months of age, but we had several problems with bleeders and in one case the
mule eviscerated and died. Now we wait until they are at least 5 or 6 months old
before calling out our vet. By this age the stomach wall has strengthened and
the danger of a tragic outcome is greatly reduced. On the other hand, if you put
it off much beyond the age of 9 months, the john can become difficult to handle.
Dr. Suzy Burnham of Texas A&M advocates "anesthesia with amnesia,"
because a mule remembers pain for a long time and will associate it with the
people who inflicted it, whether intentionally or not. Some mules blame their
present pain on the person they remember handled them last. My husband Jerry
often receives this treatment after a young mule's castration, because he
usually has the job of presenting the youngster to the vet for the sedation
needle. Some mules forgive him quickly, others carry a grudge for a long time.
Find a veterinarian who has taken time to learn about the differences

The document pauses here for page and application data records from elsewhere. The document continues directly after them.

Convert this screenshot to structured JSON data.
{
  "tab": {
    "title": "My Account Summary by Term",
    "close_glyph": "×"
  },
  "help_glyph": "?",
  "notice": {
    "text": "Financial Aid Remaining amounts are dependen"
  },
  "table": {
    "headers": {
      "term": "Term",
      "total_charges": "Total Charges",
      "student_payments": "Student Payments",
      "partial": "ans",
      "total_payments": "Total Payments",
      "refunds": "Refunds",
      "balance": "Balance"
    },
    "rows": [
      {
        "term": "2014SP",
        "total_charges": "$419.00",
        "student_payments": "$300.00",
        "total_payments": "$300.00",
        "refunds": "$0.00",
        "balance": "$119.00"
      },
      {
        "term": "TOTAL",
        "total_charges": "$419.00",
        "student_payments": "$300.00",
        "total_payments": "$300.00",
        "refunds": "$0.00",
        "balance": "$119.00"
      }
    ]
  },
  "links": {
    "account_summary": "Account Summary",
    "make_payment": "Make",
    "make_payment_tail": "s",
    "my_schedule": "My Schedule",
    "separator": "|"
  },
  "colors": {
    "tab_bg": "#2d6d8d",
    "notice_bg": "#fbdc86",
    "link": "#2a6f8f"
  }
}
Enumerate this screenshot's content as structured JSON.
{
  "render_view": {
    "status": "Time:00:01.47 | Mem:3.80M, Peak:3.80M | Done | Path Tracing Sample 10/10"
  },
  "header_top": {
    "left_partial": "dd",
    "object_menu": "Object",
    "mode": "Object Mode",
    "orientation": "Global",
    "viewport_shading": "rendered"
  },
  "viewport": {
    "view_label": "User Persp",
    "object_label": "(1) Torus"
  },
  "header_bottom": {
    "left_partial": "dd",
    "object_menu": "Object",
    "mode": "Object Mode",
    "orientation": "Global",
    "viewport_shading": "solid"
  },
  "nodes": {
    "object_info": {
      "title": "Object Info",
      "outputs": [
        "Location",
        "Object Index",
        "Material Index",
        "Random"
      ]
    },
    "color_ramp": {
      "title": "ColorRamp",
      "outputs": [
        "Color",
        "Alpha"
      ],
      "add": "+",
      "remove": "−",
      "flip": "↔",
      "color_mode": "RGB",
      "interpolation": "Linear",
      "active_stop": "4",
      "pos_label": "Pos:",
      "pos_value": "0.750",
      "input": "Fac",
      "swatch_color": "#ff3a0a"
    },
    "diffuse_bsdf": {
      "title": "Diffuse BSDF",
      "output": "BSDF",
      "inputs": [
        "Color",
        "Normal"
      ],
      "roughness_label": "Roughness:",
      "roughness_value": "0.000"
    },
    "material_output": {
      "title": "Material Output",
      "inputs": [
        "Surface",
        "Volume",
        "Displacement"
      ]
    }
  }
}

between castrating a donkey or mule compared to a horse. An experienced
veterinarian will use sutures with mule or donkey colts, which are more prone to
bleeding than horse colts. This knowledge can make the difference in whether or
not the castrated colt survives.
Another difference is in sedatives for mules or donkeys. If the vet says
these animals are no different from horses, look for another vet. A mule
generally requires more sedative to put him down before he may be operated on.
The last colt we castrated required three times the anaesthetic that a horse
colt would have needed. Even then he was down only long enough for the surgery,
and up immediately after.
Malcher breeds and raises mules on her family's farm
Malcher's Mammoth Mules
in central Alberta. This article appeared in the
2002 issue of
PO Box 2067, Cedar Rapids IA 52406-2067
Phone: 319-362-3027 Fax: 319-362-3046
22 November 2002
25 October 2011 last revision